Balamuralikrishna pioneered the concept of “music therapy”.
It was Balamuralikrishna uncle who inspired me to pursue music therapy. My father, eminent musician Sirkazhi Govindarajan, and he were good friends. Both of them played a major role in the success of Thyagaraja Aradana in Tiruvaiyaru.
I was fortunate enough to interact with him since my childhood. Knowing that I was a medical student, he used to motivate and encourage me to do research in this field. It is believed even now the hymns rendered by Appar, Sundarar, Gnanasambandar and Manikavasagar (Saivite saints of the 7th-century) have power to cure ailments. Music therapy has been there for ages because only musicians can make the audience glued to their seats forgetting their pain (if any) for three to four hours. Kutcheris can be called mass therapy offering wholesome treatment to body and mind. But it was Balamuralikrishna uncle who pioneered the concept of “music therapy”, based on ragas. It was during his period that the UK and the US were turning towards us seeking music therapy for special children. And at the same time, the concept gained popularity in India.
The Raga Research Centre (started by late violinist Kunnakudi Vaidyanathan) in Chennai makes in depth study of ragas and studies their threapeutic value with the help of musicians, doctors and psychiatrists.

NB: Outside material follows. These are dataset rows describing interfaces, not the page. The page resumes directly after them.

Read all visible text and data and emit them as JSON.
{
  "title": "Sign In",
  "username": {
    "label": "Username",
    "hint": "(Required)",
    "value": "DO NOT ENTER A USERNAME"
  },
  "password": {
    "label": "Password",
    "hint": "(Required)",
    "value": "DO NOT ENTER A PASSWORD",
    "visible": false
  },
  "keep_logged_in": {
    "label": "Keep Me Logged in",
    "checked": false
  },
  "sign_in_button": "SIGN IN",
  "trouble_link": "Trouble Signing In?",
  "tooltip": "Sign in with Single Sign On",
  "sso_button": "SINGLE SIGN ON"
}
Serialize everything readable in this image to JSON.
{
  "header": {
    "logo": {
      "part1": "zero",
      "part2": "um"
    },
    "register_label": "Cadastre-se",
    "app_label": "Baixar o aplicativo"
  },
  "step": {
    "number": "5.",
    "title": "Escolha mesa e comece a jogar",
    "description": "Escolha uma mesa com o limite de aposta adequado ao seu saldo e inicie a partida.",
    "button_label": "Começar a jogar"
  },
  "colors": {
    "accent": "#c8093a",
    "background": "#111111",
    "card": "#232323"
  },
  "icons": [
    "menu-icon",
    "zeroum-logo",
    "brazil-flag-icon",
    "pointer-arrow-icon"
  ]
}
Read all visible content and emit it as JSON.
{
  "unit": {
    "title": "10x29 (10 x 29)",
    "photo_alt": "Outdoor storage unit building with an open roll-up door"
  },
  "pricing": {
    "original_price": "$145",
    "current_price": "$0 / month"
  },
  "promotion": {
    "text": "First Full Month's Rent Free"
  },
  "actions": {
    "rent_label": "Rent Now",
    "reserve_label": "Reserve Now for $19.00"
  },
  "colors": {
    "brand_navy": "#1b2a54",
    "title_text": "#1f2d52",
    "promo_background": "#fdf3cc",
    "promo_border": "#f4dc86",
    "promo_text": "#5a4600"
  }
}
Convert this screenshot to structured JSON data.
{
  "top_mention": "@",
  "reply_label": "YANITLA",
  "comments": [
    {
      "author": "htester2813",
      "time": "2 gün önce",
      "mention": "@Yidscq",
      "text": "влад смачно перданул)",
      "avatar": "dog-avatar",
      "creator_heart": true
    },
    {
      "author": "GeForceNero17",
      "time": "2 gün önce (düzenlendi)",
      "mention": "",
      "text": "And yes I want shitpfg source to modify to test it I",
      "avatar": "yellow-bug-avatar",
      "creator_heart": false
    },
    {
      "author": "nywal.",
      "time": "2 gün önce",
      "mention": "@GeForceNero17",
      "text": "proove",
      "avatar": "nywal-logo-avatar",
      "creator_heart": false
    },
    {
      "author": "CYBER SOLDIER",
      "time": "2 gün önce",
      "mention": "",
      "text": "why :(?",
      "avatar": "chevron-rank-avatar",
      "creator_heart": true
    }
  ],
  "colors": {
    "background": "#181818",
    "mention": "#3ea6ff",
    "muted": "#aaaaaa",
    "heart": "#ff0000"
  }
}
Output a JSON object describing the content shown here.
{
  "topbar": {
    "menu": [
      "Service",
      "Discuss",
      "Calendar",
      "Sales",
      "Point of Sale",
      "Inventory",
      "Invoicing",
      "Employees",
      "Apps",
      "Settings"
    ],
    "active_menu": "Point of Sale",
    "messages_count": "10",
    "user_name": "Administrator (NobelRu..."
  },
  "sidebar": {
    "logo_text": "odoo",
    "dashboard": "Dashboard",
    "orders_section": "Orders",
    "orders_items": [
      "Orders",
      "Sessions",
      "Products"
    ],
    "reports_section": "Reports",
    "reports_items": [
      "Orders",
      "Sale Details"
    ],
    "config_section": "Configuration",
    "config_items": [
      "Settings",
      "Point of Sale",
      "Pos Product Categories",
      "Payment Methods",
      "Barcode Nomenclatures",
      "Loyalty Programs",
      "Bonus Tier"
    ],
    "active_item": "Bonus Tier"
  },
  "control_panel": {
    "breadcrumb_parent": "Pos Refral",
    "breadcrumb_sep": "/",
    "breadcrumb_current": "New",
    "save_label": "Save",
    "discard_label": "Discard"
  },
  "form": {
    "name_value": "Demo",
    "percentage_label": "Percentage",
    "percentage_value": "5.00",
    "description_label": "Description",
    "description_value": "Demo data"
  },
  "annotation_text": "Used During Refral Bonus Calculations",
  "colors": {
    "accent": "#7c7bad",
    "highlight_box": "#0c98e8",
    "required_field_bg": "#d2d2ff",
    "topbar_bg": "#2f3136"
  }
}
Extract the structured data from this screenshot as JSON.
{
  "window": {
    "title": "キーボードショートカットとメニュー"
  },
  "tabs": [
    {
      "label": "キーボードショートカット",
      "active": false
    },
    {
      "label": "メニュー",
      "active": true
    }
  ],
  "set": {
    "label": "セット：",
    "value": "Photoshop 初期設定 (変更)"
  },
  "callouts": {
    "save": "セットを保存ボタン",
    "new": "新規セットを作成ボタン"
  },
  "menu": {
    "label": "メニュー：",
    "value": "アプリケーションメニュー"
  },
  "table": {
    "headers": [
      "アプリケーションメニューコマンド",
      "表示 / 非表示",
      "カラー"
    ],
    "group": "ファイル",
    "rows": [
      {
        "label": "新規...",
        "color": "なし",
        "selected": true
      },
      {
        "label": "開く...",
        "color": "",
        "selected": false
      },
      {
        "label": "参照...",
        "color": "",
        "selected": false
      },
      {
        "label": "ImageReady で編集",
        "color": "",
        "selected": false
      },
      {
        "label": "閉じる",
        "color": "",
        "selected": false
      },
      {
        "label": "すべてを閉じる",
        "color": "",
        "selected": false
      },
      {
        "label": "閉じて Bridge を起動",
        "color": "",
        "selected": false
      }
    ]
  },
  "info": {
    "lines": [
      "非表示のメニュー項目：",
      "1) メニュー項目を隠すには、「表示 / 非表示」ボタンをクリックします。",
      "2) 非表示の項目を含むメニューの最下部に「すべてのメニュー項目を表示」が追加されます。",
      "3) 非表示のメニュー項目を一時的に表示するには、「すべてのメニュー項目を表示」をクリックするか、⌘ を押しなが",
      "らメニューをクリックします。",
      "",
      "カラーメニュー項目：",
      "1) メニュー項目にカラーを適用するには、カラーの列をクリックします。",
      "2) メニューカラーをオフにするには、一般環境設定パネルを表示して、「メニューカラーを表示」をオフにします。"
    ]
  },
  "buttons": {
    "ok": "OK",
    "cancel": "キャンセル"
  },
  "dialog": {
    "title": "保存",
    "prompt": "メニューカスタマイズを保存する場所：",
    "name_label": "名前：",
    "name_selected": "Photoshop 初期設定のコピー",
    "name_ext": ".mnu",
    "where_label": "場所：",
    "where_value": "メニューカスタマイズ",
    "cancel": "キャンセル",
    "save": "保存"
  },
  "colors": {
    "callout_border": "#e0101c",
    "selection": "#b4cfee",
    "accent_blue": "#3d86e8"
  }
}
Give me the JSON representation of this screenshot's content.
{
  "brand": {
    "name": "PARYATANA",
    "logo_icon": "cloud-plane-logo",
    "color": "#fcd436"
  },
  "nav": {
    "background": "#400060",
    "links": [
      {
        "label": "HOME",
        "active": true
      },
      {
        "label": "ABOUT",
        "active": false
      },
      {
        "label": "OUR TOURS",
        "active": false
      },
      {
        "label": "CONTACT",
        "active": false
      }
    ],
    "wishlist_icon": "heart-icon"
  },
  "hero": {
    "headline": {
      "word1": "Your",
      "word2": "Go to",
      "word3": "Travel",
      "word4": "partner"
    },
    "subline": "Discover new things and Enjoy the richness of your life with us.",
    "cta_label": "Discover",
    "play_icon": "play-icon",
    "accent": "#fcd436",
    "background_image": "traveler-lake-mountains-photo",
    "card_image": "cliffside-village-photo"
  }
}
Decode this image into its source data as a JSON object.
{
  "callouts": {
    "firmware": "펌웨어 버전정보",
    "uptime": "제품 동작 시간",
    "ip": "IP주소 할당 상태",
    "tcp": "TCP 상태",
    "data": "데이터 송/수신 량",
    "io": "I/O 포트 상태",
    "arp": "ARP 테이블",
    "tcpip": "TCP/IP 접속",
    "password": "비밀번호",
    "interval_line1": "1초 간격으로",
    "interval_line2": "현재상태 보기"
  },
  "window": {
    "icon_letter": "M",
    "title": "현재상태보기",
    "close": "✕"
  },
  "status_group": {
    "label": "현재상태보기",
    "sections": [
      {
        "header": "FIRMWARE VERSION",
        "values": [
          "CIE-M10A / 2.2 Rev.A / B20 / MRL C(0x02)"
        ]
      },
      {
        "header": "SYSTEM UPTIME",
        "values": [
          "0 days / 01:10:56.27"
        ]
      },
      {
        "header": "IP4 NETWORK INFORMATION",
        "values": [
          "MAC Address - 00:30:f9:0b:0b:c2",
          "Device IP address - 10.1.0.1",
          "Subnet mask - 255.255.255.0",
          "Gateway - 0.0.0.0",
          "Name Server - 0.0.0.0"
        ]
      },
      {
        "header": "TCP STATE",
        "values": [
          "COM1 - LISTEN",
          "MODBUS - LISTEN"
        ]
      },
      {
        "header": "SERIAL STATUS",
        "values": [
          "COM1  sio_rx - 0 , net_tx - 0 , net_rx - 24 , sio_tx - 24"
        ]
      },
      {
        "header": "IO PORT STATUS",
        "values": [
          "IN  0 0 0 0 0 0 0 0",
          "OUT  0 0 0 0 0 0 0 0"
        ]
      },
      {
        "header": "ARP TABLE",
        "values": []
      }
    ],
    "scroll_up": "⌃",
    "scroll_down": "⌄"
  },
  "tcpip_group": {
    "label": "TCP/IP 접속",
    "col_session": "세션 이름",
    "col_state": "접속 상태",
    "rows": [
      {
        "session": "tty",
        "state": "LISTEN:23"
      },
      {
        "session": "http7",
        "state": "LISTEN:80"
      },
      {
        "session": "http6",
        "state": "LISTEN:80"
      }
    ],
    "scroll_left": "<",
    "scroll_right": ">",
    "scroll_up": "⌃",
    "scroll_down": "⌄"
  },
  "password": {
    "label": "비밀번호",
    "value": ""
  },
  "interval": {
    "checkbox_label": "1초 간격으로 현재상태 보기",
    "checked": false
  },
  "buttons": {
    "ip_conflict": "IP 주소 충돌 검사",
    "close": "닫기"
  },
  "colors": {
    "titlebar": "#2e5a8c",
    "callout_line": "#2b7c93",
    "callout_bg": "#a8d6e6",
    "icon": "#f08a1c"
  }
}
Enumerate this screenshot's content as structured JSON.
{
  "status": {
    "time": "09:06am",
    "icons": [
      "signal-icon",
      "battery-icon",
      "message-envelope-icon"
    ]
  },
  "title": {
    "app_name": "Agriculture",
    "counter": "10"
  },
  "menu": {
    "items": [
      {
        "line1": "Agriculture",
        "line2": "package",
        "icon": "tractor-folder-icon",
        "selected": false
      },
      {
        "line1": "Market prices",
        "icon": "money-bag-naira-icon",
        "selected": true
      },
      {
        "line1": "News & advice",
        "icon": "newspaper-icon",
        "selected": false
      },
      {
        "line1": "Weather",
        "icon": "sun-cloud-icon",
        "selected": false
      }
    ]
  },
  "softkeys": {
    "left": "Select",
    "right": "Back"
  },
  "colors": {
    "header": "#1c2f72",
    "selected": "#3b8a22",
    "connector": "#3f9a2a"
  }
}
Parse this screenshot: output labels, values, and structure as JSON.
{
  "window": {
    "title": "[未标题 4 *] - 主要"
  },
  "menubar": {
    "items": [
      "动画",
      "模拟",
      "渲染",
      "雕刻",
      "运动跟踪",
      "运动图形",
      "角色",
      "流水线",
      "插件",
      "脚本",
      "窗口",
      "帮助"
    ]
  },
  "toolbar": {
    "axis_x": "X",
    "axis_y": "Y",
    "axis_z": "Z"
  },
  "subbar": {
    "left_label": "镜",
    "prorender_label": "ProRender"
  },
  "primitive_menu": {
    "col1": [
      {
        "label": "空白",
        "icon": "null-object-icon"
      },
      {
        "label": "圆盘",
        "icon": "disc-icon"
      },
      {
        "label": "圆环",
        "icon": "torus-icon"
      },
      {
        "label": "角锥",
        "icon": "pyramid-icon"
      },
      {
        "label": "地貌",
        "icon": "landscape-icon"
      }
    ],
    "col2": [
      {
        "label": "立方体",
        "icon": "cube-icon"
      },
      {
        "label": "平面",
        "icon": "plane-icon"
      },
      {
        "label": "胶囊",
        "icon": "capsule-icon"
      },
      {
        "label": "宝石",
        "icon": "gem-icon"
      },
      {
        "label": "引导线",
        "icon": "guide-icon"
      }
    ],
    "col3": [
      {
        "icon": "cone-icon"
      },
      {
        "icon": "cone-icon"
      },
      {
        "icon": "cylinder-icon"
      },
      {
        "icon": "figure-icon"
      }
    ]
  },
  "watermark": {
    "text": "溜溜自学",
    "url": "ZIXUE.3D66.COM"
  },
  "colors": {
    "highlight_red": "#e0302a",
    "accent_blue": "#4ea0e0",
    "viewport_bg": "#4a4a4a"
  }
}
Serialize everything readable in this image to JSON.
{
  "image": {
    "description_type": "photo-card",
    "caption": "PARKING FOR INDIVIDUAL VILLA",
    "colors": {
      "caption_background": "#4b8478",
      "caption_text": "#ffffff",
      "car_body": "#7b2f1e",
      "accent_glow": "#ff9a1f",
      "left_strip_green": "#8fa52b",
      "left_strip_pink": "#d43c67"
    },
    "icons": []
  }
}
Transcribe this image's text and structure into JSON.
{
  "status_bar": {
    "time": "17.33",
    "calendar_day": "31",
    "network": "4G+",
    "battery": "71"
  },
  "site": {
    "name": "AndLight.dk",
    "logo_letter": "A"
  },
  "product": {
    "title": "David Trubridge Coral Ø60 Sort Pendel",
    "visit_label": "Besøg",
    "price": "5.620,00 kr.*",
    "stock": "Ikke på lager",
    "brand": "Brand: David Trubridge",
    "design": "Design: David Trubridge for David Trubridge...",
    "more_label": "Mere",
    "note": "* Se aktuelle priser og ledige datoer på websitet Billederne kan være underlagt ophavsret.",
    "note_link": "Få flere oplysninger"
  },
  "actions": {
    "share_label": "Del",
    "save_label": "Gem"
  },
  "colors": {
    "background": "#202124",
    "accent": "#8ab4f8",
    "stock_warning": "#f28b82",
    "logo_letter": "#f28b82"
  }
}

— Dr Sirkazhi Sivachidambaram, Well-known vocalist and a Padma Shri recipient
(As told to B. Vijayalakshmi)